*Material shown*.
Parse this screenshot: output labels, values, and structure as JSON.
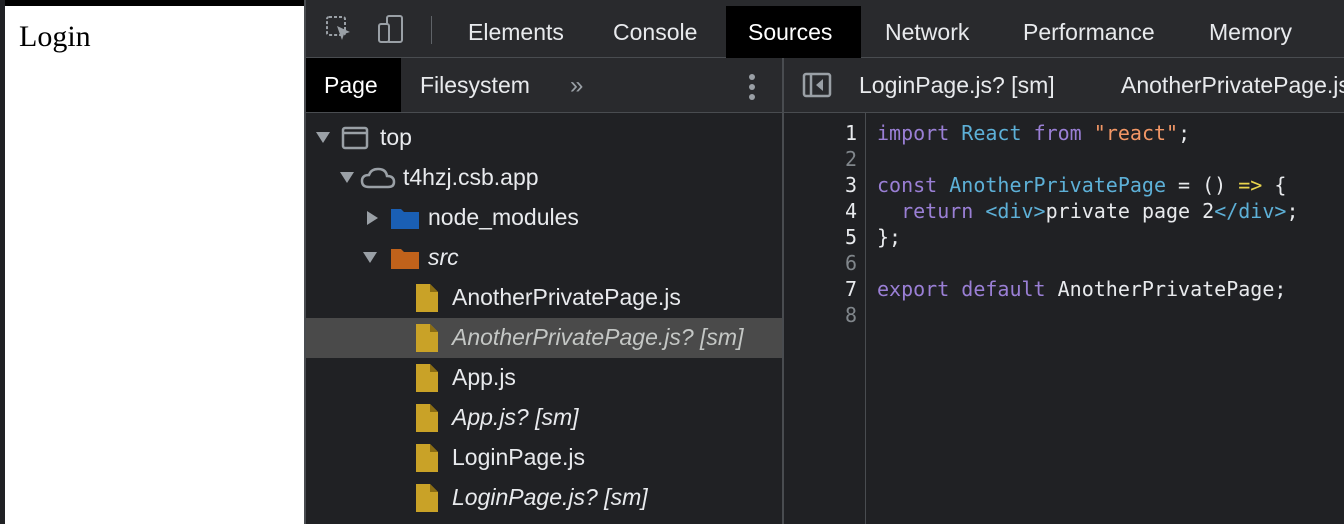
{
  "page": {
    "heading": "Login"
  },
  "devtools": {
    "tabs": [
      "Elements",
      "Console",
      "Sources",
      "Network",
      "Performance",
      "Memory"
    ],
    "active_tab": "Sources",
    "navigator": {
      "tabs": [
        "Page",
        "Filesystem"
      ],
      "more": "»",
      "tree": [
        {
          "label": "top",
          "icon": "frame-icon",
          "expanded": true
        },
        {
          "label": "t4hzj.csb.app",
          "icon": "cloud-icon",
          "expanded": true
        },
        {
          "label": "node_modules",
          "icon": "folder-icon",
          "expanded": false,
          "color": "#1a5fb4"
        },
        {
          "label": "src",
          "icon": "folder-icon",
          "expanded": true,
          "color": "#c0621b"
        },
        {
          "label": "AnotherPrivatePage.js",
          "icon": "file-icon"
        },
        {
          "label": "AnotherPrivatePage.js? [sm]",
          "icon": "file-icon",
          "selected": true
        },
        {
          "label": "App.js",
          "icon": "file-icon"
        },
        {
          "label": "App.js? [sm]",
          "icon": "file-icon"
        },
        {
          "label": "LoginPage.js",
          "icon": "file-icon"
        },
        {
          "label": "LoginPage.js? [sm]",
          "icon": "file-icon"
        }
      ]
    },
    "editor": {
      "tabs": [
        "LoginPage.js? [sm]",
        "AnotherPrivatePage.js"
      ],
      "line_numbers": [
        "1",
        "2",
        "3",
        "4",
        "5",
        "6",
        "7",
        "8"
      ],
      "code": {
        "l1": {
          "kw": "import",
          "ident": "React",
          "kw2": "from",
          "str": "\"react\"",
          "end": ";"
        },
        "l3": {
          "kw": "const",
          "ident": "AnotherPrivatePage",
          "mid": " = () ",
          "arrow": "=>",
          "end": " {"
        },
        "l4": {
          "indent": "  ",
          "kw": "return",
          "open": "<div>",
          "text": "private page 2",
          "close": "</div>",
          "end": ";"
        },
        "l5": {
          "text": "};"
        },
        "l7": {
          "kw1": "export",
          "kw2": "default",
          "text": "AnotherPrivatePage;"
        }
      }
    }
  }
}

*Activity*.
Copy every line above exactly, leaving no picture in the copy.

*Answer section*.
Parse this screenshot: output labels, values, and structure as JSON.
{
  "page": {
    "heading": "Login"
  },
  "devtools": {
    "tabs": [
      "Elements",
      "Console",
      "Sources",
      "Network",
      "Performance",
      "Memory"
    ],
    "active_tab": "Sources",
    "navigator": {
      "tabs": [
        "Page",
        "Filesystem"
      ],
      "more": "»",
      "tree": [
        {
          "label": "top",
          "icon": "frame-icon",
          "expanded": true
        },
        {
          "label": "t4hzj.csb.app",
          "icon": "cloud-icon",
          "expanded": true
        },
        {
          "label": "node_modules",
          "icon": "folder-icon",
          "expanded": false,
          "color": "#1a5fb4"
        },
        {
          "label": "src",
          "icon": "folder-icon",
          "expanded": true,
          "color": "#c0621b"
        },
        {
          "label": "AnotherPrivatePage.js",
          "icon": "file-icon"
        },
        {
          "label": "AnotherPrivatePage.js? [sm]",
          "icon": "file-icon",
          "selected": true
        },
        {
          "label": "App.js",
          "icon": "file-icon"
        },
        {
          "label": "App.js? [sm]",
          "icon": "file-icon"
        },
        {
          "label": "LoginPage.js",
          "icon": "file-icon"
        },
        {
          "label": "LoginPage.js? [sm]",
          "icon": "file-icon"
        }
      ]
    },
    "editor": {
      "tabs": [
        "LoginPage.js? [sm]",
        "AnotherPrivatePage.js"
      ],
      "line_numbers": [
        "1",
        "2",
        "3",
        "4",
        "5",
        "6",
        "7",
        "8"
      ],
      "code": {
        "l1": {
          "kw": "import",
          "ident": "React",
          "kw2": "from",
          "str": "\"react\"",
          "end": ";"
        },
        "l3": {
          "kw": "const",
          "ident": "AnotherPrivatePage",
          "mid": " = () ",
          "arrow": "=>",
          "end": " {"
        },
        "l4": {
          "indent": "  ",
          "kw": "return",
          "open": "<div>",
          "text": "private page 2",
          "close": "</div>",
          "end": ";"
        },
        "l5": {
          "text": "};"
        },
        "l7": {
          "kw1": "export",
          "kw2": "default",
          "text": "AnotherPrivatePage;"
        }
      }
    }
  }
}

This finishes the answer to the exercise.